Las Vegas Sun

December 10, 2023


Community, political leaders must end rhetoric that inspires violence

colorado shooting

David Zalubowski / AP

A person pauses to pay respects as portraits of the victims of a mass shooting at a gay nightclub are displayed at a makeshift memorial Tuesday, Nov. 22, 2022, near the scene in Colorado Springs, Colo.

Five people are dead. Twenty-five more are injured. Police are still investigating but let’s not pretend for even a moment that the gunman in Saturday night’s massacre in Colorado Springs, Colo., wasn’t motivated by hatred and homophobia.

Despite being in a metropolitan area with more than three-quarters of a million people, the crowded bar he chose to open fire in early Sunday morning was one of only two LGBTQ+ bars in a 50-mile radius.

Let’s also not pretend that the vile hatred spewed by the conservative right played no role in the massacre. There is a nationwide industry that dehumanizes LGBTQ+ people for craven political reasons, and the rhetoric it uses has incited murders — both mass and individual.

The Republican Party has maintained a decades-long unholy alliance with evangelicals and white nationalists to spread a campaign of lies that warned against the dangers posed by foreigners, immigrants, non-Christians and LGBTQ+ people. All the while it ignored — and even promoted — the growing threat of the radical extremism within its own ranks.

Colorado Springs’ own congressional representative, Republican Doug Lamborn, fought to defund the Public Broadcasting Network (PBS) because it aired an episode of the animated series “Arthur” that showed a same-sex wedding.

In Colorado’s neighboring 3rd Congressional District, Republican Rep. Lauren Boebert has repeatedly accused LGBTQ+ people of “grooming” children for the sex trade.

In August, the Center for Countering Digital Hate and the Human Rights Campaign ranked Boebert’s Twitter account as No. 3 on a list of high-profile accounts that most frequently spread anti-LGBTQ lies. Boebert responded by saying, “My tweets about groomers are only third? Guess that means I have to tweet about these sick, demented groomers even more.”

Both members of Congress tweeted their “prayers” for the victims and family members of Sunday morning’s massacre. Neither has accepted responsibility for their role in creating the climate that enabled it or in voting against legislation that could have prevented it.

Both Boebert and Lamborn voted against universal background checks for individuals seeking to obtain firearms and proposed defunding state red flag laws, which temporarily remove weapons from people presenting a danger to themselves or others. These were two particularly devastating votes given that the gunman in this weekend’s murders might have been restricted from possessing the guns used in the massacre if there were universal background checks and adequate funding to properly enforce Colorado’s red flag laws.

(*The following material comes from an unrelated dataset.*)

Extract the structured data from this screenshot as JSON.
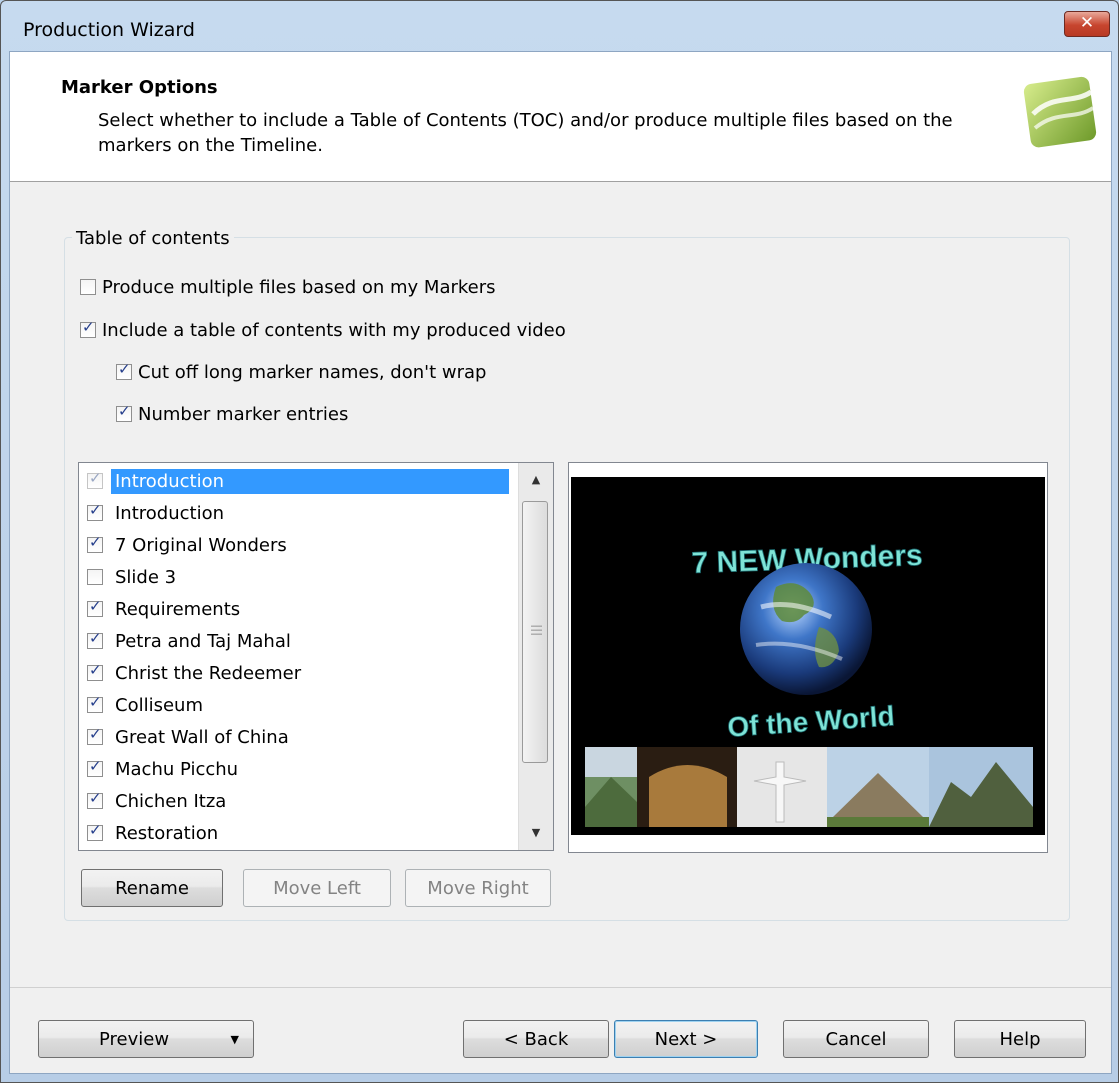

A police bomb squad had previously responded to the gunman’s home and evacuated neighbors after his own mother contacted authorities to report that he threatened her with a homemade bomb.

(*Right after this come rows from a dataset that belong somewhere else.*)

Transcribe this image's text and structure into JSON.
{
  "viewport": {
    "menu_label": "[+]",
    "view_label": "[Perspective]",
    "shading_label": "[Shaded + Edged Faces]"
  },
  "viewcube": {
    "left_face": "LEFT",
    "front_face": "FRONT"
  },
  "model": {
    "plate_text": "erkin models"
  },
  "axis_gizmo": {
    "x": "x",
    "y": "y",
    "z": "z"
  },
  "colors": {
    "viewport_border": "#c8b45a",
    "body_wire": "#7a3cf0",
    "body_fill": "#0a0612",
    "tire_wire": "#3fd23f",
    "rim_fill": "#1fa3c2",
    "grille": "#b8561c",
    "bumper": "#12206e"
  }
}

In this limited regard, the GOP is correct. The mere existence of laws alone cannot prevent gun violence when a broad cross-section of society that includes elected officials, churches, paramilitary organizations and law enforcement are more concerned with the right to possess a weapon of mass death, than with preventing the use of that tool for mass killing.

Despite their rhetoric of wanting to create safer communities for our children and families, the words, actions and alliances of GOP leaders reveal a party that both promotes violence against certain groups of people and provides a legal shield to those seeking to commit violence.

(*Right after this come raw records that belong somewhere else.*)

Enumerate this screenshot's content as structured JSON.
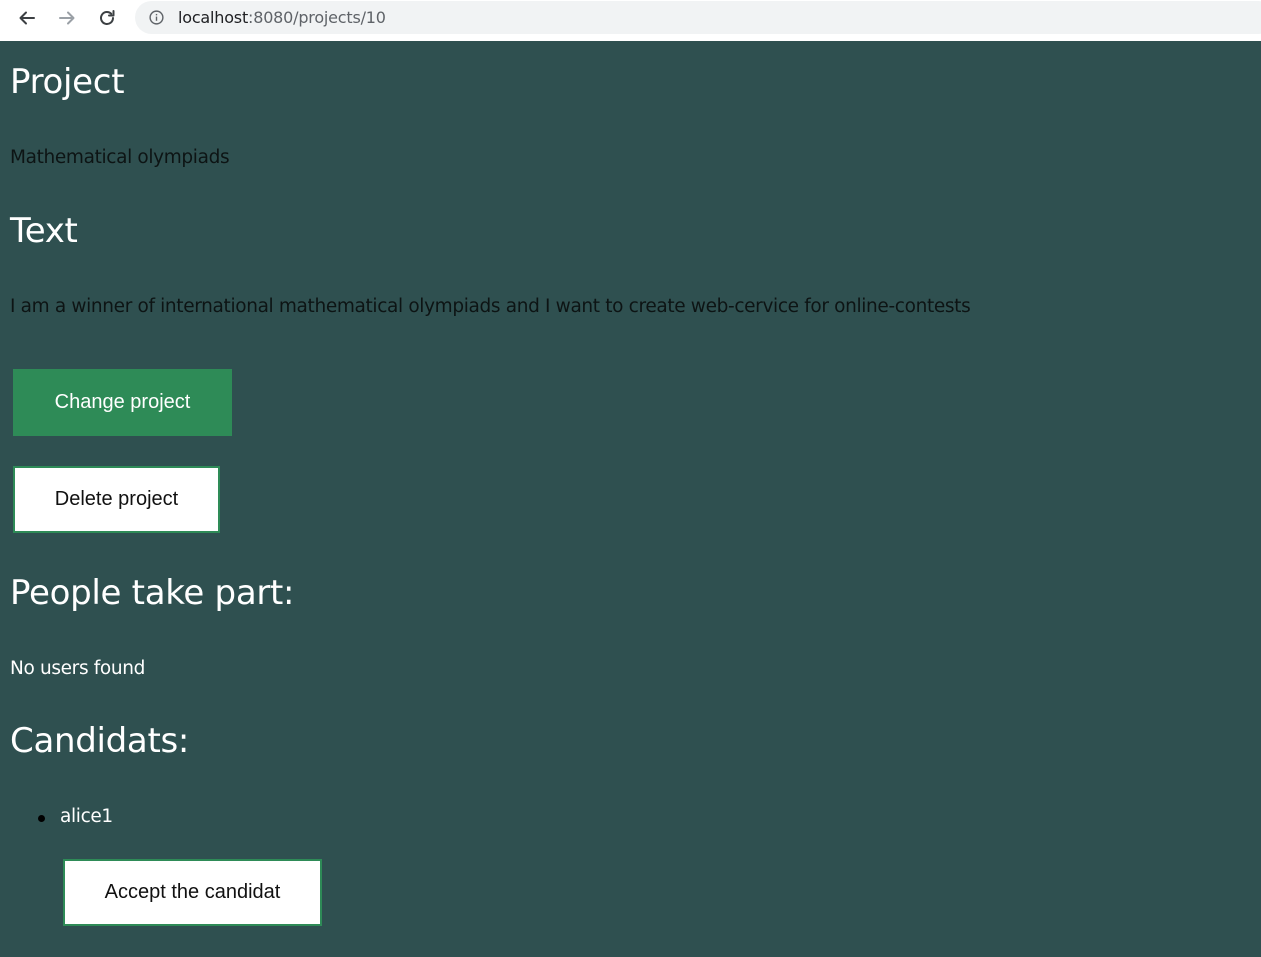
{
  "browser": {
    "url_host": "localhost",
    "url_rest": ":8080/projects/10"
  },
  "project": {
    "heading": "Project",
    "name": "Mathematical olympiads"
  },
  "text_section": {
    "heading": "Text",
    "body": "I am a winner of international mathematical olympiads and I want to create web-cervice for online-contests"
  },
  "actions": {
    "change_label": "Change project",
    "delete_label": "Delete project"
  },
  "participants": {
    "heading": "People take part:",
    "empty_text": "No users found"
  },
  "candidates": {
    "heading": "Candidats:",
    "items": [
      {
        "name": "alice1",
        "accept_label": "Accept the candidat"
      }
    ]
  },
  "colors": {
    "background": "#2f5050",
    "accent": "#2e8b57"
  }
}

No matter how much rhetoric they direct at the dangers of “sanctuary cities,” it is GOP policies that repeatedly provide safe harbor for known violently unstable criminals to remain in possession of dangerous weapons designed for the exclusive purpose of killing as many human beings as possible on the battlefield.

By spreading fear of LGBTQ+ people and “others,” domestic terrorists and their GOP allies keep us distracted from the threat hatemongers pose to our nation and anyone who dares speak against their extremism.

Is the transgender kid trying to participate in high school sports or go the bathroom without fear of bullying and harassment a greater threat to our communities than self-appointed vigilantes?

Are drag queens reading books in a library a greater threat to our children than a domestic terrorist with a weapon of war?

Are gay and lesbian people dancing at a nightclub or a Pride festival more dangerous than the mass shooters now dominating our headlines?

The GOP and its terrorist allies would have you believe that the greatest threat to our country is from people who want little more than to live openly and honestly as LGBTQ+ people. Meanwhile the rhetorical climate of the far right (both evangelical and secular) rivals the language of the Taliban, al-Qaida and Nazis in its willingness to encourage violence against LGBTQ+ people.

Enough is enough.

If the GOP and its extremist allies are serious about safer communities, if they are serious about protecting innocent lives, then they will take serious action to stop the hateful rhetoric and actively promote a society in which LGBTQ+ people can participate fully without fear of bullying or violence.

This means an end to the assaults on equal rights for LGBTQ+ adults; an end to the vile accusations against transgender children; an end to the war on books, TV shows, movies and classroom curriculum that acknowledge the existence and humanity of LGBTQ+ people; and most importantly, an end to the violence.